Including the Kids in the Budgeting Process
Sticking to a budget when you’re out with the kids can be challenging. I know because I raised three of them, most of that time as a single mother. You don’t want to always say no to them when they ask you for anything, but at the same time sticking to that budget is a matter of being able to pay the bills or not.
One piece of advice I share with clients is to include children in the budgeting process. For one thing, they will feel valued that they’re being included. On the other hand, they’ll learn healthy financial tips through the process.
But what if there’s that one child who has a tough time cooperating? At this point, it’s best to teach the kids consequences.
I share a funny story with others when we come upon this topic of children and budgeting. I tell them of that one time I went shopping with my toddler son and he came across a toy while he was sitting in the shopping cart. Well, after turning the toy around in his tiny hands a few times, he asked me to buy it for him and I explained why I couldn’t. So, he looked askance and saw some customers standing nearby. The next thing I know, he’s yelling, “Help, she’s abducting me,” as loud as his little voice would carry. I was mortified and froze in place, but I couldn’t let him win this standoff. I looked him straight in the eyes and told him, in as serious a voice as I could muster at that very awkward moment, “They’re going to come and take you away. Would you like me to hand you over to them?” Apparently, he didn’t because he put the toy down and quit yelling.
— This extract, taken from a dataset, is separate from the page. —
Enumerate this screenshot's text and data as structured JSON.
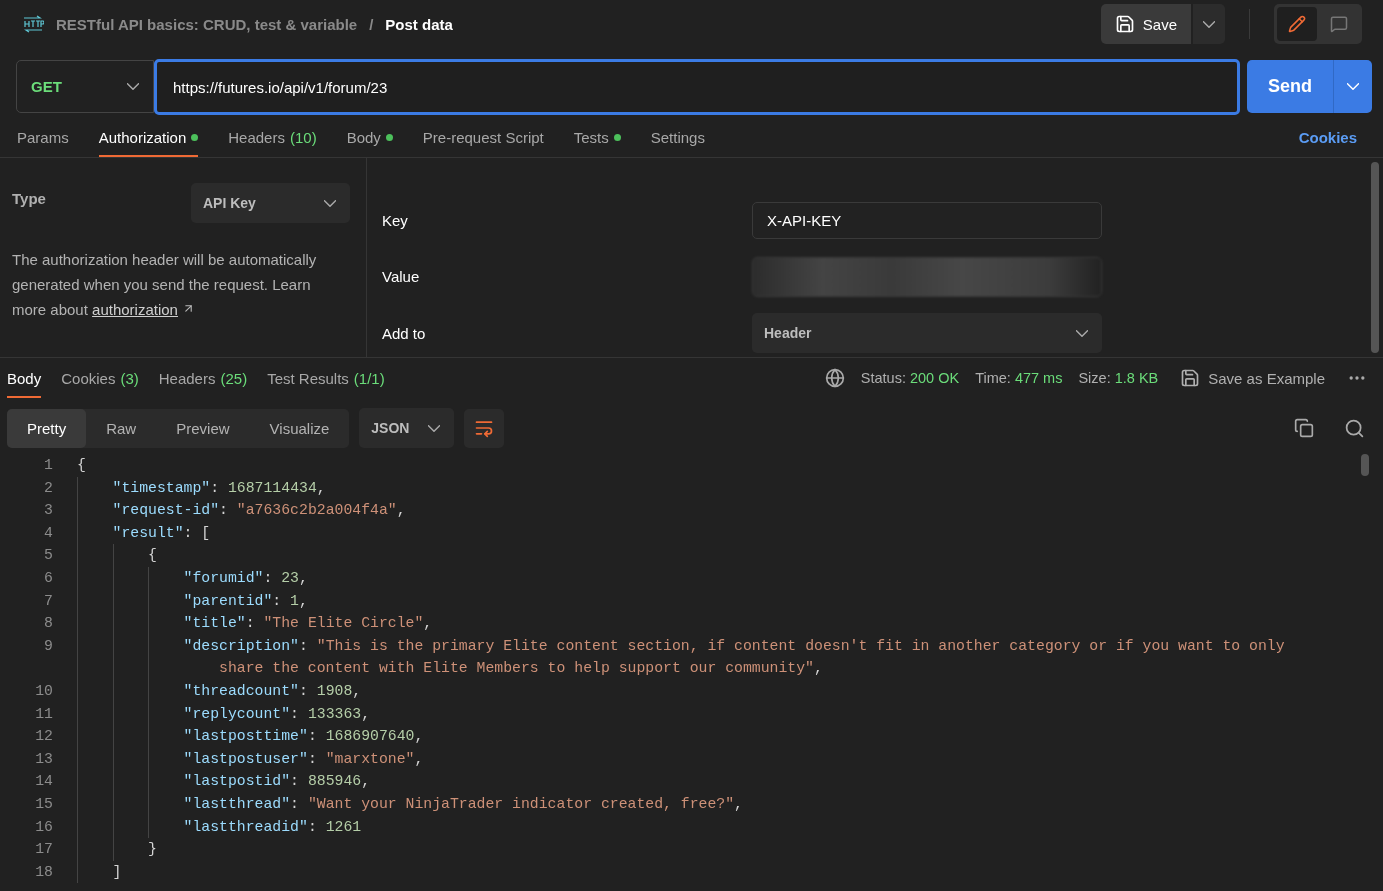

So what do you do when you’re having a tough time sticking to a budget? You stick to your guns. At the same time, you don’t want to be too stringent with your spending. You want to allot some time to take the kids out on a special outing, and even give yourself a treat when the budget allows. These special moments will ensure that everyone is satisfied and will definitely curtail any feelings of frustrations from being too savings-focused.